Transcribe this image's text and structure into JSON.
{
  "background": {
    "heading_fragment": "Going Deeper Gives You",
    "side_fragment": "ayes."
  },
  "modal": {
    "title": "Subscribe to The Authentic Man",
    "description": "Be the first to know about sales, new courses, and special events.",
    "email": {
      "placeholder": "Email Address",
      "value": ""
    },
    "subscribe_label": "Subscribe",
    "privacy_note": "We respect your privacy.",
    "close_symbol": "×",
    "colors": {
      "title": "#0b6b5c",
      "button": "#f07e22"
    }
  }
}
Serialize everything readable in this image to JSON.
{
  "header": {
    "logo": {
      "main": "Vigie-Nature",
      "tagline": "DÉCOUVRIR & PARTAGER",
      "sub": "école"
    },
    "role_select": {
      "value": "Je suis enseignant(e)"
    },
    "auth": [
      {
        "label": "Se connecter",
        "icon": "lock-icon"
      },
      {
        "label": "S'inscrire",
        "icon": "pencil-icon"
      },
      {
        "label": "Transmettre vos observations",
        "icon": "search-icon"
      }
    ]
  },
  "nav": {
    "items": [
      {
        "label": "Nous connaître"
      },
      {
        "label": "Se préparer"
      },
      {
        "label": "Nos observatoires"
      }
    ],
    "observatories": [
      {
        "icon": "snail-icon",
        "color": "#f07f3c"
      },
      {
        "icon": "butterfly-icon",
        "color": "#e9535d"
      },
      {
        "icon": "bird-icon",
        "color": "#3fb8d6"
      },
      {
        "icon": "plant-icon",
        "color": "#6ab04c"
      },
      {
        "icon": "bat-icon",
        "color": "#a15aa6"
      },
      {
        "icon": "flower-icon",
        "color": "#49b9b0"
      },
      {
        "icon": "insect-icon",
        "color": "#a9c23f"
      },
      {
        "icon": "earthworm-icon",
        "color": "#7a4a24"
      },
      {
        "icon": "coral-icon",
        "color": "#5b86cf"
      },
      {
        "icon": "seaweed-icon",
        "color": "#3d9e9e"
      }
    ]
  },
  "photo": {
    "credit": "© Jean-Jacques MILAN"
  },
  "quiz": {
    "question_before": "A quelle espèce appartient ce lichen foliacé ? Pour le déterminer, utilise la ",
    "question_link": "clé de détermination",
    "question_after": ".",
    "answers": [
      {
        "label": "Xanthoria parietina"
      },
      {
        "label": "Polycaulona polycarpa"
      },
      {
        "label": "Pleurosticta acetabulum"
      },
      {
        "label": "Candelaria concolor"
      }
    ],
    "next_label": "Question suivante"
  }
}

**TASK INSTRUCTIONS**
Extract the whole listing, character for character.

**SOLUTION**
Transcribe this image's text and structure into JSON.
{
  "background": {
    "heading_fragment": "Going Deeper Gives You",
    "side_fragment": "ayes."
  },
  "modal": {
    "title": "Subscribe to The Authentic Man",
    "description": "Be the first to know about sales, new courses, and special events.",
    "email": {
      "placeholder": "Email Address",
      "value": ""
    },
    "subscribe_label": "Subscribe",
    "privacy_note": "We respect your privacy.",
    "close_symbol": "×",
    "colors": {
      "title": "#0b6b5c",
      "button": "#f07e22"
    }
  }
}
Serialize everything readable in this image to JSON.
{
  "header": {
    "logo": {
      "main": "Vigie-Nature",
      "tagline": "DÉCOUVRIR & PARTAGER",
      "sub": "école"
    },
    "role_select": {
      "value": "Je suis enseignant(e)"
    },
    "auth": [
      {
        "label": "Se connecter",
        "icon": "lock-icon"
      },
      {
        "label": "S'inscrire",
        "icon": "pencil-icon"
      },
      {
        "label": "Transmettre vos observations",
        "icon": "search-icon"
      }
    ]
  },
  "nav": {
    "items": [
      {
        "label": "Nous connaître"
      },
      {
        "label": "Se préparer"
      },
      {
        "label": "Nos observatoires"
      }
    ],
    "observatories": [
      {
        "icon": "snail-icon",
        "color": "#f07f3c"
      },
      {
        "icon": "butterfly-icon",
        "color": "#e9535d"
      },
      {
        "icon": "bird-icon",
        "color": "#3fb8d6"
      },
      {
        "icon": "plant-icon",
        "color": "#6ab04c"
      },
      {
        "icon": "bat-icon",
        "color": "#a15aa6"
      },
      {
        "icon": "flower-icon",
        "color": "#49b9b0"
      },
      {
        "icon": "insect-icon",
        "color": "#a9c23f"
      },
      {
        "icon": "earthworm-icon",
        "color": "#7a4a24"
      },
      {
        "icon": "coral-icon",
        "color": "#5b86cf"
      },
      {
        "icon": "seaweed-icon",
        "color": "#3d9e9e"
      }
    ]
  },
  "photo": {
    "credit": "© Jean-Jacques MILAN"
  },
  "quiz": {
    "question_before": "A quelle espèce appartient ce lichen foliacé ? Pour le déterminer, utilise la ",
    "question_link": "clé de détermination",
    "question_after": ".",
    "answers": [
      {
        "label": "Xanthoria parietina"
      },
      {
        "label": "Polycaulona polycarpa"
      },
      {
        "label": "Pleurosticta acetabulum"
      },
      {
        "label": "Candelaria concolor"
      }
    ],
    "next_label": "Question suivante"
  }
}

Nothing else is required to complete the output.